> [EXERCISE INPUT]

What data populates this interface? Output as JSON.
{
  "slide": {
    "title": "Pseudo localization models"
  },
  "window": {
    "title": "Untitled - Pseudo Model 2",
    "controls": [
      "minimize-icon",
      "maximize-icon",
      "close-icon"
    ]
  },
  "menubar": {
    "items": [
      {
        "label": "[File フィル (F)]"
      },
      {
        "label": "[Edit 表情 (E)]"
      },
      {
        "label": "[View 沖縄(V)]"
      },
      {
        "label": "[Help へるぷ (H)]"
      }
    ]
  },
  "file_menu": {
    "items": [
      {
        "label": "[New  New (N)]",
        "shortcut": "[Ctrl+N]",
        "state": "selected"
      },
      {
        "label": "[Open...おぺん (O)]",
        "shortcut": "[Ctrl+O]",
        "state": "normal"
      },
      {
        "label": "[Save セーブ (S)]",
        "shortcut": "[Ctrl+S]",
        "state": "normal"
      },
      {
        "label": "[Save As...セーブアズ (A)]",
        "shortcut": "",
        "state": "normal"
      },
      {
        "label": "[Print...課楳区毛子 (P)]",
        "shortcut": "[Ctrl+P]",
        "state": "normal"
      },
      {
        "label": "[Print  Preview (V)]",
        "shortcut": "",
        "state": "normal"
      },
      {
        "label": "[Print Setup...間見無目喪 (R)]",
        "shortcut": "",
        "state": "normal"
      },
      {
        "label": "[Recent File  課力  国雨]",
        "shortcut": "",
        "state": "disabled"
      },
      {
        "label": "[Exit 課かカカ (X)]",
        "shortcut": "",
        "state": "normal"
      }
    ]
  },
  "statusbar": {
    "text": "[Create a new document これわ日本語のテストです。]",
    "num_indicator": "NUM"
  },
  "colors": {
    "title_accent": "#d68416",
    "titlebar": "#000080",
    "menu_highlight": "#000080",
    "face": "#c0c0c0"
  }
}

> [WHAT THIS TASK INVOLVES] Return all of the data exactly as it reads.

> [ANSWER TO THE PROBLEM]
What data populates this interface? Output as JSON.
{
  "slide": {
    "title": "Pseudo localization models"
  },
  "window": {
    "title": "Untitled - Pseudo Model 2",
    "controls": [
      "minimize-icon",
      "maximize-icon",
      "close-icon"
    ]
  },
  "menubar": {
    "items": [
      {
        "label": "[File フィル (F)]"
      },
      {
        "label": "[Edit 表情 (E)]"
      },
      {
        "label": "[View 沖縄(V)]"
      },
      {
        "label": "[Help へるぷ (H)]"
      }
    ]
  },
  "file_menu": {
    "items": [
      {
        "label": "[New  New (N)]",
        "shortcut": "[Ctrl+N]",
        "state": "selected"
      },
      {
        "label": "[Open...おぺん (O)]",
        "shortcut": "[Ctrl+O]",
        "state": "normal"
      },
      {
        "label": "[Save セーブ (S)]",
        "shortcut": "[Ctrl+S]",
        "state": "normal"
      },
      {
        "label": "[Save As...セーブアズ (A)]",
        "shortcut": "",
        "state": "normal"
      },
      {
        "label": "[Print...課楳区毛子 (P)]",
        "shortcut": "[Ctrl+P]",
        "state": "normal"
      },
      {
        "label": "[Print  Preview (V)]",
        "shortcut": "",
        "state": "normal"
      },
      {
        "label": "[Print Setup...間見無目喪 (R)]",
        "shortcut": "",
        "state": "normal"
      },
      {
        "label": "[Recent File  課力  国雨]",
        "shortcut": "",
        "state": "disabled"
      },
      {
        "label": "[Exit 課かカカ (X)]",
        "shortcut": "",
        "state": "normal"
      }
    ]
  },
  "statusbar": {
    "text": "[Create a new document これわ日本語のテストです。]",
    "num_indicator": "NUM"
  },
  "colors": {
    "title_accent": "#d68416",
    "titlebar": "#000080",
    "menu_highlight": "#000080",
    "face": "#c0c0c0"
  }
}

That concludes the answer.